Who is telling the truth is a fact of consequence in any criminal case. I have experienced too often a judge sustaining a prosecutor’s objections to a question which is designed to demonstrate the bias of a witness for the state. The claim most often used as a basis for the objection is that the question deals with a matter that is collateral.
The law has always been per the Sixth Amendment’s confrontation clause that an accused is permitted to cross-examine a witness for bias. USCA Const. Amend. 6. Such evidence is absolutely irrefutably and fundamentally admissible under the Constitution and the Rules of Evidence. See US v. Abel, 469 U.S. 45, 105 S.Ct. 465, 83 L.Ed.2d 450 (1984). Abel cites Federal Evidence Rule 401, which is the same as our State Rule 401.
The recently decided case of State v. Dolan, 118 Wash. App. 323 (2003), provides a very clear analysis of evidentiary facts that go to the bias of a witness. In Dolan, the evidence of a custody dispute at the time of the criminal trial was the focus of cross-examination. The court, in no uncertain terms, indicated that cross-examination to evidence bias is a Sixth Amendment constitutional right. The purpose of impeachment (showing bias) is to provide information that the jury can use during deliberations to test the witness’ accuracy and truthfulness. Moreover, WPIC 6.01 provides:

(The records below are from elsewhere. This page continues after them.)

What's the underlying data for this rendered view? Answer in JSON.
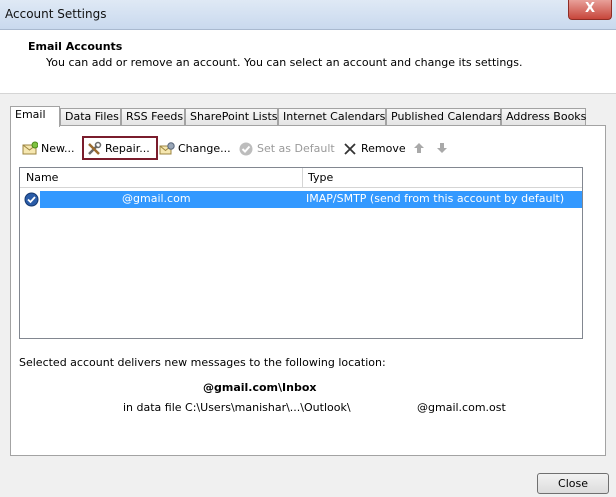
{
  "window": {
    "title": "Account Settings",
    "close_glyph": "X"
  },
  "header": {
    "title": "Email Accounts",
    "description": "You can add or remove an account. You can select an account and change its settings."
  },
  "tabs": [
    {
      "label": "Email"
    },
    {
      "label": "Data Files"
    },
    {
      "label": "RSS Feeds"
    },
    {
      "label": "SharePoint Lists"
    },
    {
      "label": "Internet Calendars"
    },
    {
      "label": "Published Calendars"
    },
    {
      "label": "Address Books"
    }
  ],
  "toolbar": {
    "new_label": "New...",
    "repair_label": "Repair...",
    "change_label": "Change...",
    "set_default_label": "Set as Default",
    "remove_label": "Remove"
  },
  "list": {
    "headers": {
      "name": "Name",
      "type": "Type"
    },
    "rows": [
      {
        "name": "@gmail.com",
        "type": "IMAP/SMTP (send from this account by default)"
      }
    ]
  },
  "delivery": {
    "caption": "Selected account delivers new messages to the following location:",
    "folder": "@gmail.com\\Inbox",
    "file_prefix": "in data file C:\\Users\\manishar\\...\\Outlook\\",
    "file_suffix": "@gmail.com.ost"
  },
  "footer": {
    "close_label": "Close"
  },
  "colors": {
    "selection": "#3399ff",
    "highlight_border": "#7a1c2c"
  }
}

You are the sole judges of the credibility of the witnesses and of what weight is to be given the testimony of each. In considering the testimony of any witness, you may take into account the opportunity and ability of the witness to observe the witness’ memory and manner while testifying, any interest, bias, or prejudice the witness may have, the reasonableness of the testimony of the witness considered in light of all the evidence, and any other factors that bear on believability and weight.
In Dolan, the trial court refused to allow the defense attorney to go into matters which would have demonstrated bias. The appellate court reversed the conviction because the evidence regarding bias was not harmless.

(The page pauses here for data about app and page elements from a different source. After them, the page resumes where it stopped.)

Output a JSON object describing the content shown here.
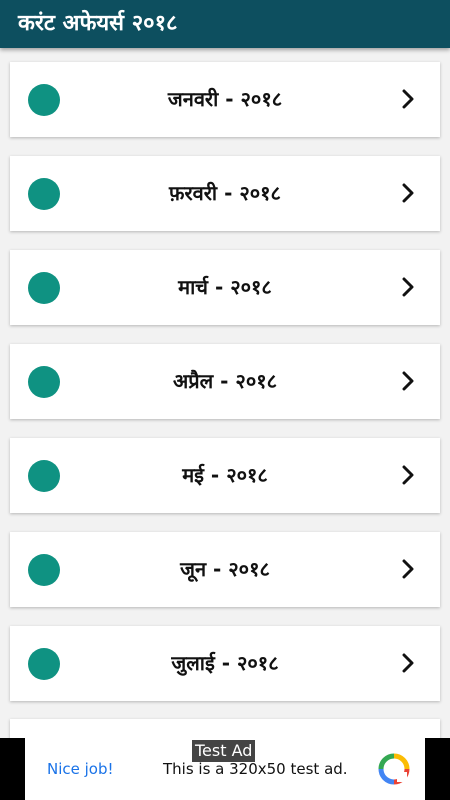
{
  "appbar": {
    "title": "करंट अफेयर्स २०१८"
  },
  "months": [
    {
      "label": "जनवरी - २०१८"
    },
    {
      "label": "फ़रवरी - २०१८"
    },
    {
      "label": "मार्च - २०१८"
    },
    {
      "label": "अप्रैल - २०१८"
    },
    {
      "label": "मई - २०१८"
    },
    {
      "label": "जून - २०१८"
    },
    {
      "label": "जुलाई - २०१८"
    }
  ],
  "ad": {
    "tag": "Test Ad",
    "nice_job": "Nice job!",
    "text": "This is a 320x50 test ad."
  },
  "colors": {
    "appbar": "#0d4f5f",
    "dot": "#0f9282",
    "background": "#f2f2f2"
  },
  "icons": {
    "row_arrow": "chevron-right-icon",
    "ad_logo": "ad-choices-logo-icon"
  }
}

The Dolan case should always be available to enlighten the trial court should you be found with objections while attempting to impeach a witness.